**WHAT THIS TASK INVOLVES**
Which of the lines below hold the word "Road"? Pull each of them out.

[Dataset excerpts]
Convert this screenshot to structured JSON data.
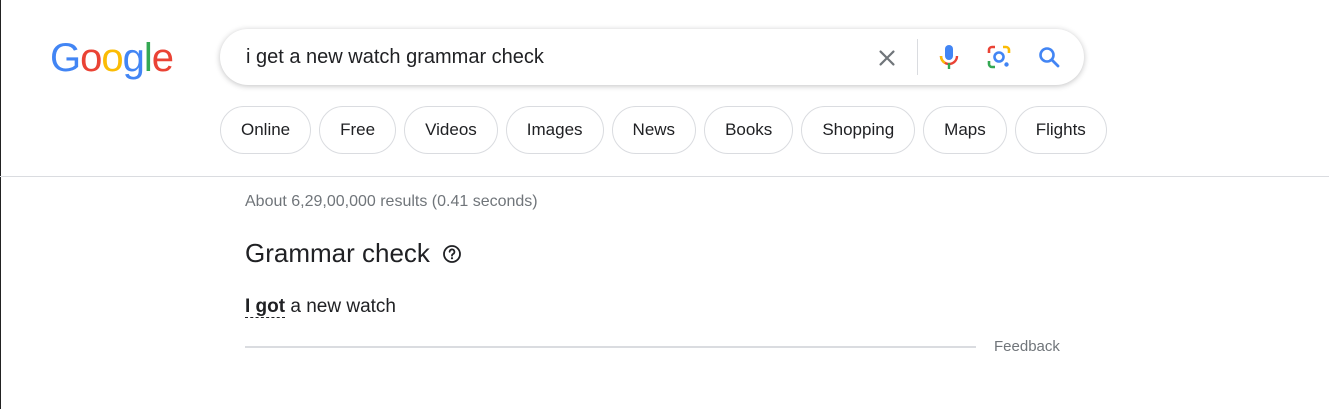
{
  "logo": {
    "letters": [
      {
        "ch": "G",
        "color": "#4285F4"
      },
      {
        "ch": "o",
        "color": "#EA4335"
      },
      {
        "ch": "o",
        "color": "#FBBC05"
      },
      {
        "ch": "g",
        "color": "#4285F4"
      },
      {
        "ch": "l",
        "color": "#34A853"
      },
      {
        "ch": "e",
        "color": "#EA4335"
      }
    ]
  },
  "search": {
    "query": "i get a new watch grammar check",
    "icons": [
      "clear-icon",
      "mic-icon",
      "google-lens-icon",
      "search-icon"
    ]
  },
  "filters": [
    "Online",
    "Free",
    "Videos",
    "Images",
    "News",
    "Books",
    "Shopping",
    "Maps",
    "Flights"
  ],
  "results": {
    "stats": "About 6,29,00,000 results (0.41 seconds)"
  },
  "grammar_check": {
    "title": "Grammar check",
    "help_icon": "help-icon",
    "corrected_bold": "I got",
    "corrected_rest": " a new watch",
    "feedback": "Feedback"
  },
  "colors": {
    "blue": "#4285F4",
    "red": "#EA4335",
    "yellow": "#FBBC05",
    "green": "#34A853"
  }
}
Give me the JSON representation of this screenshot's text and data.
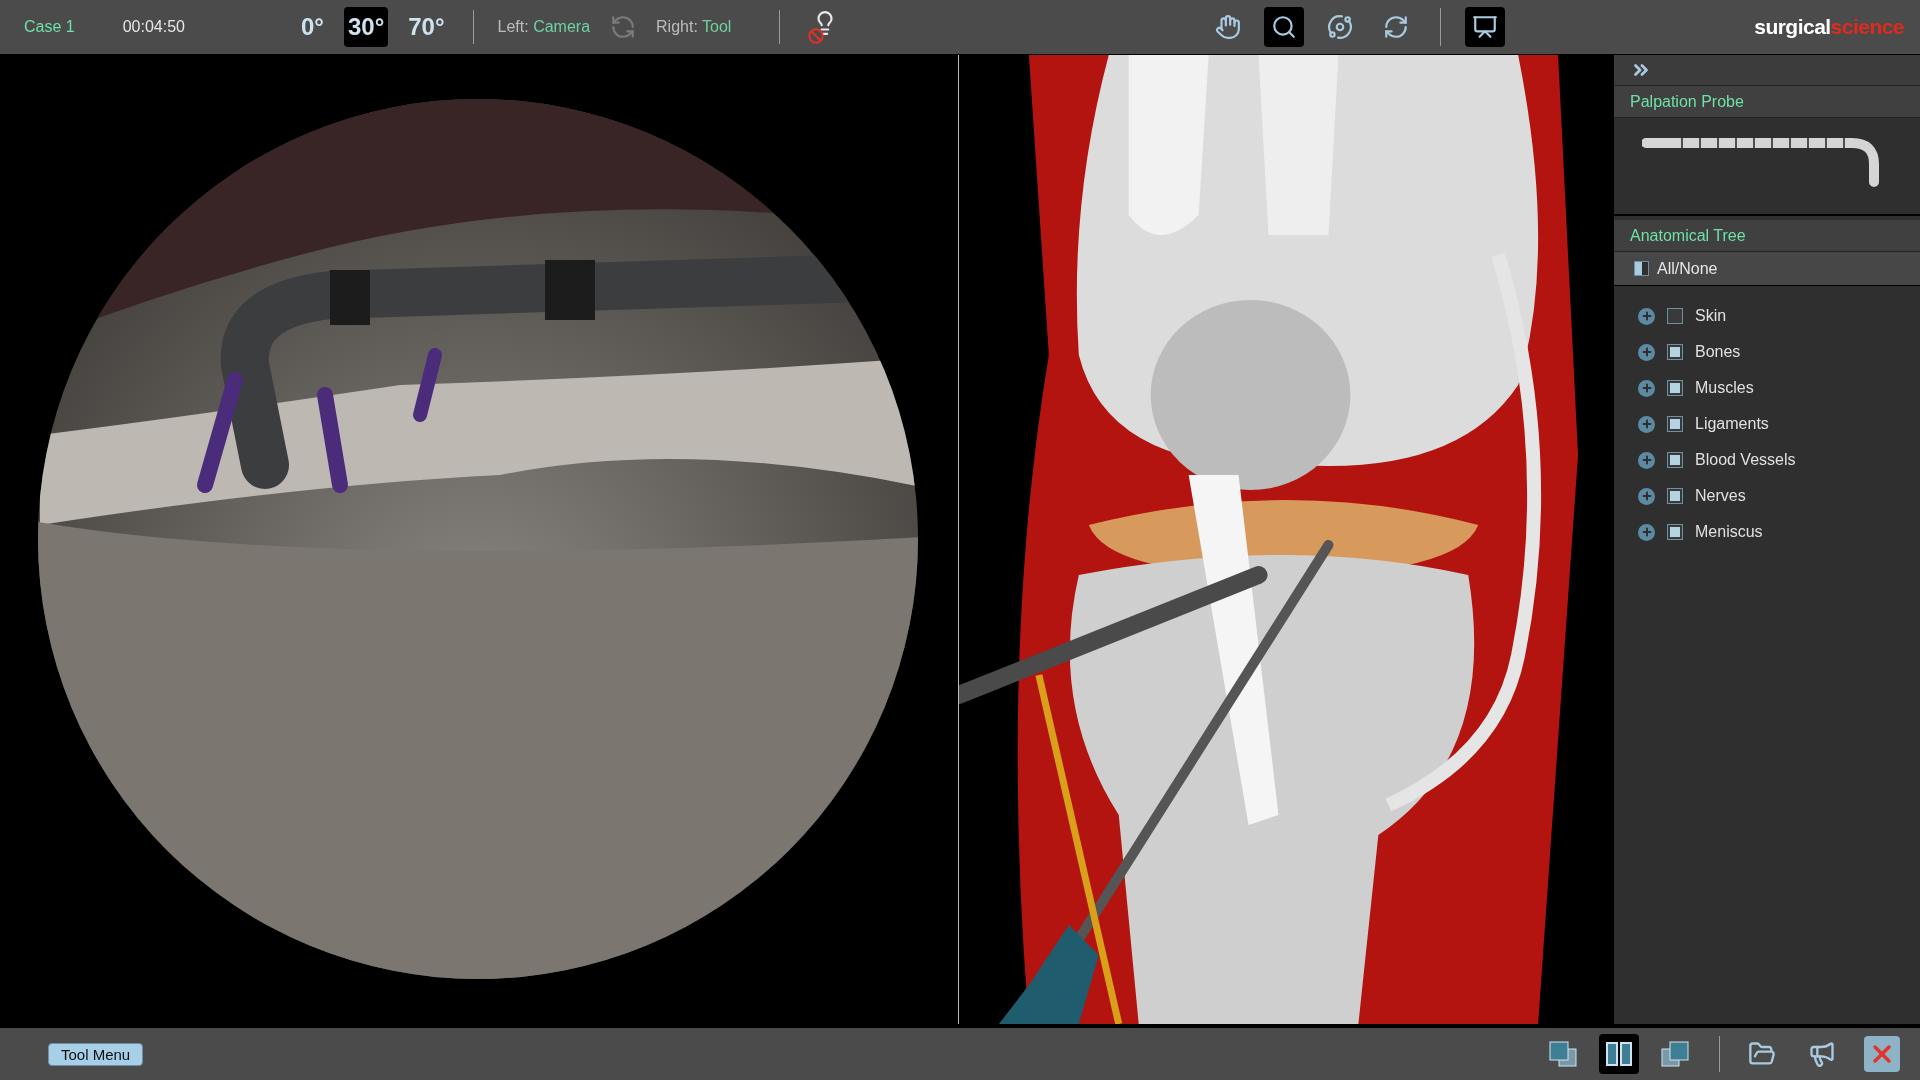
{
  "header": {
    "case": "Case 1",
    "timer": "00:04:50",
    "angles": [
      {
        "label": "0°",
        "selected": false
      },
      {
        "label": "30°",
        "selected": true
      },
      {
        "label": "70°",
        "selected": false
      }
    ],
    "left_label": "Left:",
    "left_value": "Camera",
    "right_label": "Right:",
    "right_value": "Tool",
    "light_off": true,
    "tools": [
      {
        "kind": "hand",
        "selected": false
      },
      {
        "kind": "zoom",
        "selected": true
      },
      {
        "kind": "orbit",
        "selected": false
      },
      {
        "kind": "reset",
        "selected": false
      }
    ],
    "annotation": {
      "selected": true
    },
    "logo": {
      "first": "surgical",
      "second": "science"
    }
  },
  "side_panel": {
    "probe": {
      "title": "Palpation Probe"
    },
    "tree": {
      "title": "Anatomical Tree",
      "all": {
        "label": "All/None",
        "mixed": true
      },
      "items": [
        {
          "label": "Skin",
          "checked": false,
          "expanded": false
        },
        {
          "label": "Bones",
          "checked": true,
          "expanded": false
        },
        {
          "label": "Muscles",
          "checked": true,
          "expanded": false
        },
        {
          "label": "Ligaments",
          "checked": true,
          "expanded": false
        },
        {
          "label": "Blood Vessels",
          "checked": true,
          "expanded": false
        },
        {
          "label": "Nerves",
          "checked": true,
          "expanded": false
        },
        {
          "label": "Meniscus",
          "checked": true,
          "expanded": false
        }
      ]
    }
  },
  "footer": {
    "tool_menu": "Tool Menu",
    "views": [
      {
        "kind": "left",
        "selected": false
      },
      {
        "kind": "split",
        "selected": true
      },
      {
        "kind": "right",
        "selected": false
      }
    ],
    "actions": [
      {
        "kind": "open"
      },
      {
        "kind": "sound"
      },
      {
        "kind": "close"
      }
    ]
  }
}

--

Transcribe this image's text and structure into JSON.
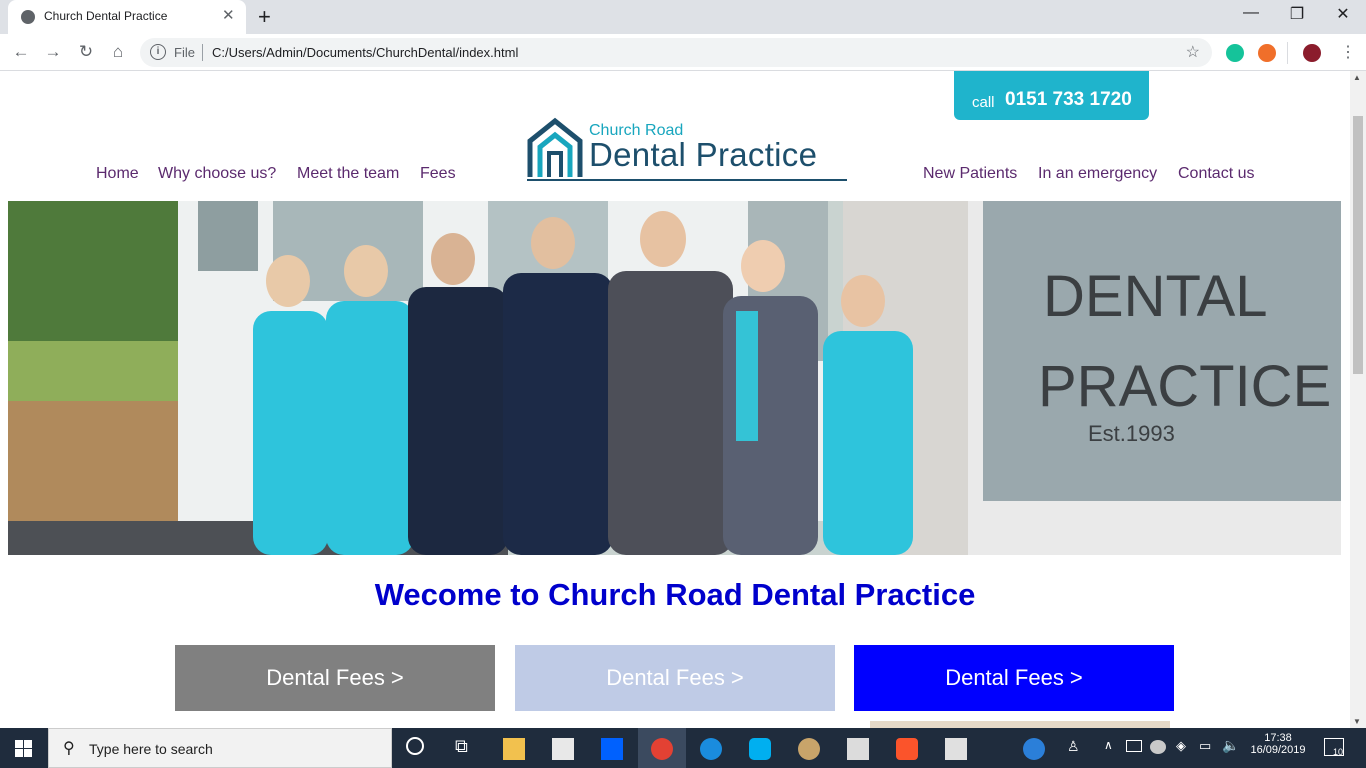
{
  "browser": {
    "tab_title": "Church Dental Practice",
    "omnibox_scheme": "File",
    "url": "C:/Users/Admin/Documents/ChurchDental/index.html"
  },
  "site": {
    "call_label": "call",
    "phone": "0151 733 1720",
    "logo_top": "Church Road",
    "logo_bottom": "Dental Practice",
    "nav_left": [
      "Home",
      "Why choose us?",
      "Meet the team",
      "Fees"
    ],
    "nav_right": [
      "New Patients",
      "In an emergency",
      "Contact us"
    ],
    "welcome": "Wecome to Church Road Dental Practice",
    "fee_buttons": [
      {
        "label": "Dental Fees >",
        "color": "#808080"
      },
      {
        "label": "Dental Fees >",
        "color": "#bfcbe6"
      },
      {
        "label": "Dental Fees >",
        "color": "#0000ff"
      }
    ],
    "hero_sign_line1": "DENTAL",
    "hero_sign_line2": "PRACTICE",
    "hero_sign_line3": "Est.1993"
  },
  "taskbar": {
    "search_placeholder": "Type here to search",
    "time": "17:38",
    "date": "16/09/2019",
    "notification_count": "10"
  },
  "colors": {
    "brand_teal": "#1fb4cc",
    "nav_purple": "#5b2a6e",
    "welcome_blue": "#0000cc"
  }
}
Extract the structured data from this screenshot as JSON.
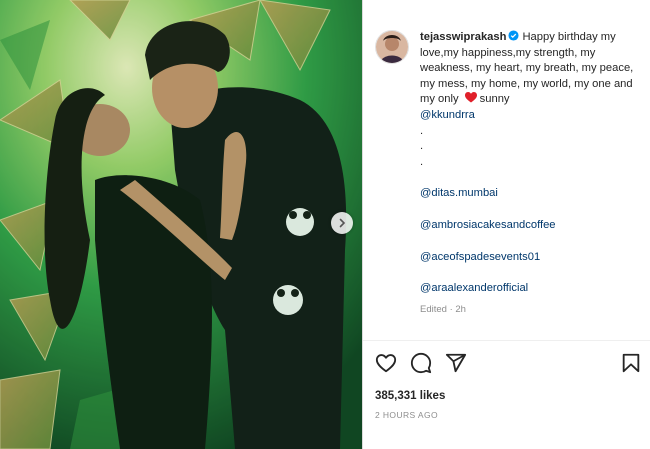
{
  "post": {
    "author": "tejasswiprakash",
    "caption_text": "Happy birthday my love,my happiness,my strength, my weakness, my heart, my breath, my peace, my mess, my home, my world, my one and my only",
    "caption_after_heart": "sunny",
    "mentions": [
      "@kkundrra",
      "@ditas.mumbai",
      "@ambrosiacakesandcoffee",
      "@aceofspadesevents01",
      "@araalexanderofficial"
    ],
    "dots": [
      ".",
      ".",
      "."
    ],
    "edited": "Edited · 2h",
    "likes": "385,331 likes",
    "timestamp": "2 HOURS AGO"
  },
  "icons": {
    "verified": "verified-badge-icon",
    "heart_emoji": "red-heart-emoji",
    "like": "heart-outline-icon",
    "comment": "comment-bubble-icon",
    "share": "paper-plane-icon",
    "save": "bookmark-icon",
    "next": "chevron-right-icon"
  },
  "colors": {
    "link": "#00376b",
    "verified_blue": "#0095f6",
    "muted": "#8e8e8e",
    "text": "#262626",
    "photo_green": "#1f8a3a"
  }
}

**ANSWER SECTION**
    "logo_top": "Church Road",
    "welcome": "Wecome to Church Road Dental Practice",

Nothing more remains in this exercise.